Usually, at such an early stage in a presidency, a fair number of Americans say they just aren’t sure yet what they think of the job their new president is doing. Yet now, just 8% say they aren’t sure whether they approve or disapprove of the job Mr. Trump is doing.
Similarly, it would be normal for a large chunk of Americans to hold positive views of even a new president they don’t agree with. At this stage of Republican George W. Bush’s presidency, one-third of Democrats said they had positive feelings toward the new White House occupant. By the same token, at this phase of Barack Obama’s presidency, one-third of Republicans said they had positive feelings toward the new Democratic president
Today? Only 9% of Democrats say they have positive feelings about Mr. Trump.
This picture creates some problems for the lawmakers who will assemble in the Capitol for Mr. Trump’s address. Congressional Republicans have the numbers, barely, to power through pieces of a Trump agenda on their own, just as Democrats, early in Mr. Obama’s term and with bigger majorities, powered past unified Republican opposition and passed an economic stimulus package and the Affordable Care Act.
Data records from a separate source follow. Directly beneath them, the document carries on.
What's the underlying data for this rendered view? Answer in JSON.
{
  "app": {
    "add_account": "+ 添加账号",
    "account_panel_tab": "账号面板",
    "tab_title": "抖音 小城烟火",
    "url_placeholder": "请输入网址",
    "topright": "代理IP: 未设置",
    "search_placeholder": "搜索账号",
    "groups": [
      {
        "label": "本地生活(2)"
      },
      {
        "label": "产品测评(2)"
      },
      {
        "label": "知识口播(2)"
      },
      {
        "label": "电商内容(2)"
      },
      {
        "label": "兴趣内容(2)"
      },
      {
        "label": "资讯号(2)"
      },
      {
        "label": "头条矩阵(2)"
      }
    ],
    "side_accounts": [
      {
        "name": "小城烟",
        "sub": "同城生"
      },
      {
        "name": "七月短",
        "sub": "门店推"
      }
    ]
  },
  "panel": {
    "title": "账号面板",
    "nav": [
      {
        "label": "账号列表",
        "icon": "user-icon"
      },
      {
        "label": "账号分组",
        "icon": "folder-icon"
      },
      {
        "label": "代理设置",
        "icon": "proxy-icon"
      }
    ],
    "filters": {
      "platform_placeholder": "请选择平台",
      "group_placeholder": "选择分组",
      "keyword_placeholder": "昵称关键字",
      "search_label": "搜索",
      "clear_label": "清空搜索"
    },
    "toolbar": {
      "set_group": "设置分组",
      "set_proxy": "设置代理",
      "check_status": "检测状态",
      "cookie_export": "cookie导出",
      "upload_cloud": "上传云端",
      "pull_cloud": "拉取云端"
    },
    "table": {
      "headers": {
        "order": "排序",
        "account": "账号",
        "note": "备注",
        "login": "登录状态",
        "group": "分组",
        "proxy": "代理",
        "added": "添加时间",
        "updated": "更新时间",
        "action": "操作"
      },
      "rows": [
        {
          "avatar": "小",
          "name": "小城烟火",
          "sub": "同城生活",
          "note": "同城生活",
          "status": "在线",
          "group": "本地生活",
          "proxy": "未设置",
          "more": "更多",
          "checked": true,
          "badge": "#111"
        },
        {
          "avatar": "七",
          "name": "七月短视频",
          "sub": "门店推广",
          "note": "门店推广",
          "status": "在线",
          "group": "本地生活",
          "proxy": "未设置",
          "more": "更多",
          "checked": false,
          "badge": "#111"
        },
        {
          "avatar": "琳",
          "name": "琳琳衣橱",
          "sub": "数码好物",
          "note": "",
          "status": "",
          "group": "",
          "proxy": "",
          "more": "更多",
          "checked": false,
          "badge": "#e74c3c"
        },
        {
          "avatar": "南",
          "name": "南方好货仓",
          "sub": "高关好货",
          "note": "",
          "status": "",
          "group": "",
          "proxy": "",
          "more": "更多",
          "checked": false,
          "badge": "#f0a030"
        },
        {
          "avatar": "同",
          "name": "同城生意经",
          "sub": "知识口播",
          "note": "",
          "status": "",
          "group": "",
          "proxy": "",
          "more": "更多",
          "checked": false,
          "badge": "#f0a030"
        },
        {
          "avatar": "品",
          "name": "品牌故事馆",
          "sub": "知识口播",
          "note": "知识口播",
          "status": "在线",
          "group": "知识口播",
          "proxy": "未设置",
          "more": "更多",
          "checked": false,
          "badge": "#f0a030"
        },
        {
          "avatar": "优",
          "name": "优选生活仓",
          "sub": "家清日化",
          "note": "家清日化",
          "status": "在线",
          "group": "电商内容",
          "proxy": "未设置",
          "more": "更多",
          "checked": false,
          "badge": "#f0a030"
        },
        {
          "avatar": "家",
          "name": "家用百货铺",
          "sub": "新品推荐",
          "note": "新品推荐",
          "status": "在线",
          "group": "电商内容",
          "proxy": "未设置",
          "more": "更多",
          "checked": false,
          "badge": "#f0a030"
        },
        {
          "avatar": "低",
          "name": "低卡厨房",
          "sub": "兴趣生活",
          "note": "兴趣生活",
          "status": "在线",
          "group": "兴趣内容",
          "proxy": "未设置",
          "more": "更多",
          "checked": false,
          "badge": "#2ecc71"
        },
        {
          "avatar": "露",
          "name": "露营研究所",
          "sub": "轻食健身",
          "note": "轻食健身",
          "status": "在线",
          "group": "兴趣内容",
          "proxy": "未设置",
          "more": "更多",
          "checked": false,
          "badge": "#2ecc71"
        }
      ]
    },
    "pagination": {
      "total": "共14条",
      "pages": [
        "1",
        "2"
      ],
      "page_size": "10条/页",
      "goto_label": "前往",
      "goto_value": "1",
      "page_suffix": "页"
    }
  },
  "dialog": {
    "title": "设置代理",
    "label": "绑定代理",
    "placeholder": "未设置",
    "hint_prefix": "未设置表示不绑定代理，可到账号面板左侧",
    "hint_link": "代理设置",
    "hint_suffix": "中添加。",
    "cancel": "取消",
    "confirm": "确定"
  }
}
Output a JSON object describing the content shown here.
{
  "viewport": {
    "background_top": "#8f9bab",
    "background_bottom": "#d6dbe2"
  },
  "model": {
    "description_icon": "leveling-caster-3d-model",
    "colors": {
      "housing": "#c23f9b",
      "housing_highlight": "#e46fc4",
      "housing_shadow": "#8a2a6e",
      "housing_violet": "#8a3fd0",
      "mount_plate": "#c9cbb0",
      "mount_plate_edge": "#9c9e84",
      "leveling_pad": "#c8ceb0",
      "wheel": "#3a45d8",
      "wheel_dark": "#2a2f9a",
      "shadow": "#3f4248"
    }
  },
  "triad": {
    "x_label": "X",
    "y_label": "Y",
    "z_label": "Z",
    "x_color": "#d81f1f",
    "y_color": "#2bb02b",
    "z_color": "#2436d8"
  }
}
But the Democratic president and his party discovered over time that the complete absence of bipartisan support provides a fragile foundation for big and important national initiatives—a problem illustrated starkly at loud and angry town halls filled by health-law opponents in the summer of 2009. Ultimately, the stiff GOP antipathy toward Mr. Obama’s agenda rallied conservatives and fueled Democrats’ big losses in midterm elections in 2010 and 2014.
Fast forward to today. Mr. Trump and Republicans in Congress may be able to muscle through on their own big changes to the Affordable Care Act, a broad tax cut, billions of dollars to fund that controversial wall along the Mexican border and a budget likely to call for a big jump in military spending and significant cuts in some domestic programs. Yet even some Republicans are squeamish about details of that agenda, and the raucous town halls members of Congress have been holding in recent days have put them on notice that changes in the government’s health program, in particular, carry some significant downside risks.
Those risks could be diminished if Mr. Trump could find some common ground with Democrats. But it isn’t clear that Democrats whose grass-roots supporters now demand wall-to-wall opposition to all things Trump are even interested. Their animosity toward the man, and toward his appointees in areas such as the environment and education, seem to be blocking potential common ground elsewhere.
The bottom line is this: Political polarization helped produce the voter anger that in turn produced President Trump. A new version of the same old cycle may be starting.